The records below need to be repeated exactly, though not their pictures.
━━ Stored data ━━
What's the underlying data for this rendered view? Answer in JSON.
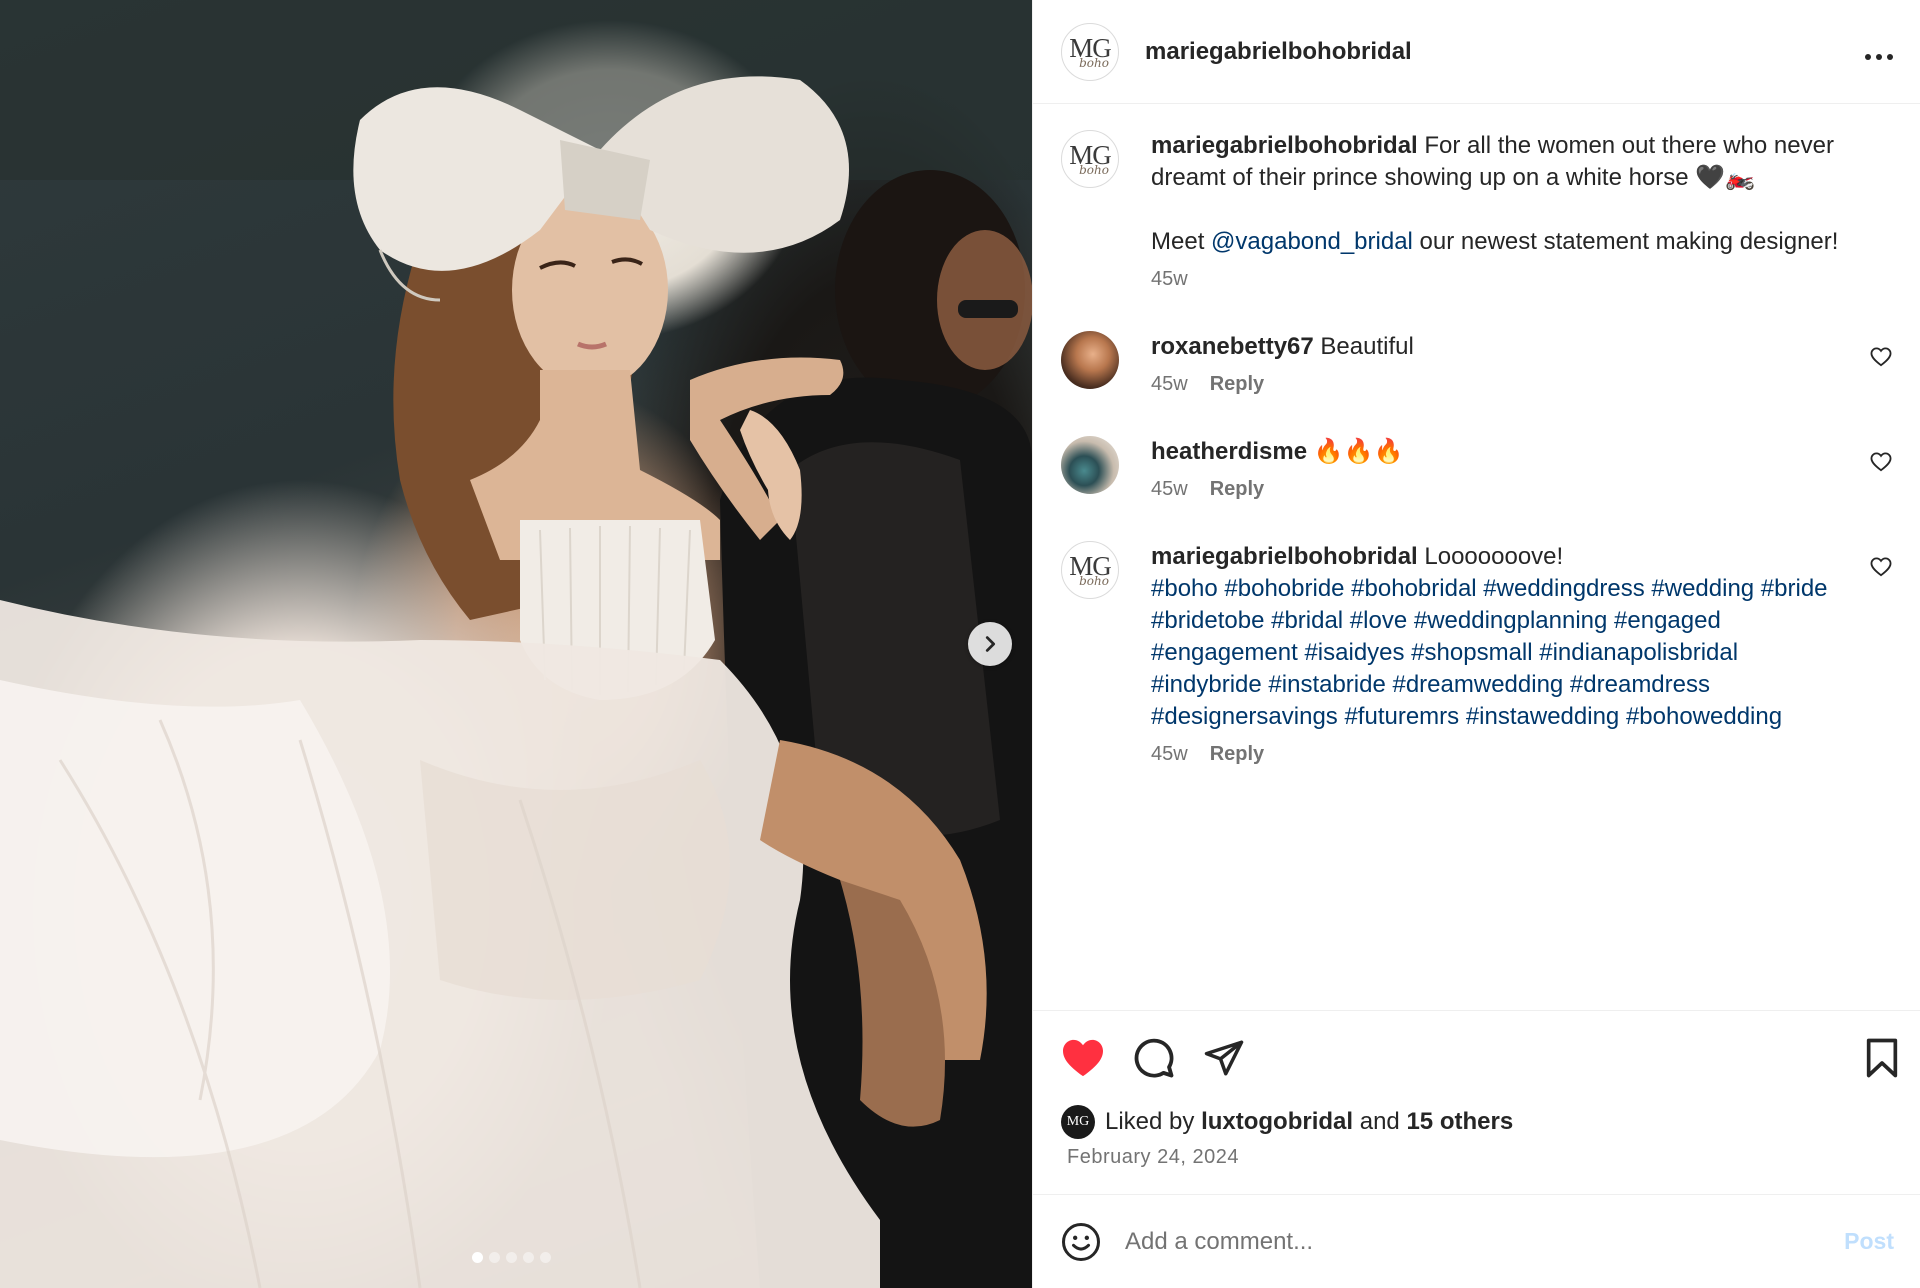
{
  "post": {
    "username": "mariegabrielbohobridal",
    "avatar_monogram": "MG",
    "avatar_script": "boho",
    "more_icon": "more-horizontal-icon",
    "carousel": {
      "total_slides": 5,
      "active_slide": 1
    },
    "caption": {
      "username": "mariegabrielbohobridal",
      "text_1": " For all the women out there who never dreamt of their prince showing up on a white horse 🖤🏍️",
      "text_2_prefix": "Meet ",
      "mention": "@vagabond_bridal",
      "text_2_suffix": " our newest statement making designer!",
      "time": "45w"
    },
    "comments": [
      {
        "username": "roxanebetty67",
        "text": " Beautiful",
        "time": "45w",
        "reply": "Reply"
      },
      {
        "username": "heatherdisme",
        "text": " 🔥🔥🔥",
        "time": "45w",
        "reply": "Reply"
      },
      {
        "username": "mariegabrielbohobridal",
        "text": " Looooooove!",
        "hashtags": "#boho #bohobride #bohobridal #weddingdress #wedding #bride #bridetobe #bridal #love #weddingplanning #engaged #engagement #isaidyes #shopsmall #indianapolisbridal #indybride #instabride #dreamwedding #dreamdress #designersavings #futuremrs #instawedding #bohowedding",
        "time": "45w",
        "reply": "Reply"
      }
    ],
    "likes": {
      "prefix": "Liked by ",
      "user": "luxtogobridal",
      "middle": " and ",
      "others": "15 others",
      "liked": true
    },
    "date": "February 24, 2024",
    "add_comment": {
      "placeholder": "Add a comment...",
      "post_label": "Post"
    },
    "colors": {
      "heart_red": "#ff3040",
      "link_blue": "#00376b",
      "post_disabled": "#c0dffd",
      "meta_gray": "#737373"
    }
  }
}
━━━
* _Answer for this exercise_
What's the underlying data for this rendered view? Answer in JSON.
{
  "post": {
    "username": "mariegabrielbohobridal",
    "avatar_monogram": "MG",
    "avatar_script": "boho",
    "more_icon": "more-horizontal-icon",
    "carousel": {
      "total_slides": 5,
      "active_slide": 1
    },
    "caption": {
      "username": "mariegabrielbohobridal",
      "text_1": " For all the women out there who never dreamt of their prince showing up on a white horse 🖤🏍️",
      "text_2_prefix": "Meet ",
      "mention": "@vagabond_bridal",
      "text_2_suffix": " our newest statement making designer!",
      "time": "45w"
    },
    "comments": [
      {
        "username": "roxanebetty67",
        "text": " Beautiful",
        "time": "45w",
        "reply": "Reply"
      },
      {
        "username": "heatherdisme",
        "text": " 🔥🔥🔥",
        "time": "45w",
        "reply": "Reply"
      },
      {
        "username": "mariegabrielbohobridal",
        "text": " Looooooove!",
        "hashtags": "#boho #bohobride #bohobridal #weddingdress #wedding #bride #bridetobe #bridal #love #weddingplanning #engaged #engagement #isaidyes #shopsmall #indianapolisbridal #indybride #instabride #dreamwedding #dreamdress #designersavings #futuremrs #instawedding #bohowedding",
        "time": "45w",
        "reply": "Reply"
      }
    ],
    "likes": {
      "prefix": "Liked by ",
      "user": "luxtogobridal",
      "middle": " and ",
      "others": "15 others",
      "liked": true
    },
    "date": "February 24, 2024",
    "add_comment": {
      "placeholder": "Add a comment...",
      "post_label": "Post"
    },
    "colors": {
      "heart_red": "#ff3040",
      "link_blue": "#00376b",
      "post_disabled": "#c0dffd",
      "meta_gray": "#737373"
    }
  }
}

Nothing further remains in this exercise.